CE: What have you learned so far about integrating the two cultures?
Ruccolo: “Wirtgen has been a very successful company, and has its own very strong culture. There are a lot of things that Deere can learn from Wirtgen and there’s a few things that Wirtgen can learn from Deere. And really Wirtgen is kind of retaining its own culture, which was very close to Deere’s culture, and I think that’s why the two companies have been such a great fit together. The employees and companies share a lot of the same values in terms of the focus on the customer, innovation, quality, and really a drive to be close to customers and to be valued by customers.
“From that standpoint, while the cultures always have their unique characteristics, we have far more in common than not, and I think that’s one of the things even the Wirtgen brothers had recognized, and why ultimately they decided to consummate this transaction with Deere. We’ve always had a great relationship with them, and really a little more than a year into it to this stage, the integration and the acquisition have gone very, very well.”
CE: As far as integration, bringing the two companies together, has there been anything you weren’t expecting?
Ruccolo: “I guess if I wasn’t expecting something, I wasn’t expecting it to go as well as it has. I don’t know if that makes any sense [laughs]. Not that I was expecting a whole lot of issues; I had the opportunity to learn a little bit about Wirtgen over the years, obviously not being competitors but being in the same industry.
“They manufacture great products and they’re very close to their customers, and the comments we had received from customers, we share in terms of their perception of Wirtgen, they’ve always been very positive. From that perspective, the support, the people, it has matched every single one of those comments. The integration hasn’t been a plethora of Deere people coming over to Wirtgen to take the company over. It had unbelievable talent and people. In fact, to this day, there are only a small handful of Deere people that have come over to Wirtgen, including myself.
“I think the fact this is a small industry, customers understand that Wirtgen is now part of Deere, and that’s been well received by customers.

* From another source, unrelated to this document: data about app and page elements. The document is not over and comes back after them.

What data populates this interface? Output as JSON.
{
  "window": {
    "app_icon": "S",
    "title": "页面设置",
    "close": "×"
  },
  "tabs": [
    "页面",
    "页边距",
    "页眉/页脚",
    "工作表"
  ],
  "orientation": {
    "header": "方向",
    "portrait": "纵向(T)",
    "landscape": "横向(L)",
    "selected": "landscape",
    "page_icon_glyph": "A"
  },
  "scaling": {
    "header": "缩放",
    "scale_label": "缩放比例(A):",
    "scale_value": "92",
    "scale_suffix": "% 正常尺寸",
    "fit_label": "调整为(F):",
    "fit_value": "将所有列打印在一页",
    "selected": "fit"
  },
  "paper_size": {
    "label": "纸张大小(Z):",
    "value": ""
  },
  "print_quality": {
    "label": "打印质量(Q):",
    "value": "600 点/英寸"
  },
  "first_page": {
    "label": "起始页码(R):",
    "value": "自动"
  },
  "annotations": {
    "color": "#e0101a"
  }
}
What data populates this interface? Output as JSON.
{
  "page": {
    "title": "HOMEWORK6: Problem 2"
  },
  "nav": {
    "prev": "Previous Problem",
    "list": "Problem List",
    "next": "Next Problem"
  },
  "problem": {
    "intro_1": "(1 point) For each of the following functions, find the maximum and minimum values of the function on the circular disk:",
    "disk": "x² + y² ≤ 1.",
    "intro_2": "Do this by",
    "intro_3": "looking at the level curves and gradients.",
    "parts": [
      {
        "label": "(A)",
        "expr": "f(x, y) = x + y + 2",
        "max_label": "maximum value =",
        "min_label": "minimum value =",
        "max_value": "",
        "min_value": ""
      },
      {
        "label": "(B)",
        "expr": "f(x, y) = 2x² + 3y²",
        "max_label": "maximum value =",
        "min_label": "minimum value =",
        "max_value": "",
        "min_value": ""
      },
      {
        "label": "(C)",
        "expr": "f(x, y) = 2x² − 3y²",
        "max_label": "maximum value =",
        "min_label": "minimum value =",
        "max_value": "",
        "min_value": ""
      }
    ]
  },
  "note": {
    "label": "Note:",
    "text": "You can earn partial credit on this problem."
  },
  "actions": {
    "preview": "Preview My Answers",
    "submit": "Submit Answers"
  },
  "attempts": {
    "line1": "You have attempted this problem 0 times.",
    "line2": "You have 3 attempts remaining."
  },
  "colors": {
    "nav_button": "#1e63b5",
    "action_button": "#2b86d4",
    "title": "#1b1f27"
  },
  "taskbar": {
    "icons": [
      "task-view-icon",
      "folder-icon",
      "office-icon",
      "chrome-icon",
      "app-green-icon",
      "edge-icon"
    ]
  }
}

I think customers have noticed in terms of the support, the way we’ve gone to market, that little has changed, and what we look for are opportunities where the combination of Wirtgen and Deere can improve how we go to market, the products and what not. But Wirtgen has been a very successful company; we take our time in terms of having that be as well-thought out as possible and not disruptive in any way to customers. That’s the approach we’ve taken to date and that’s the one we’re going to continue to employ.”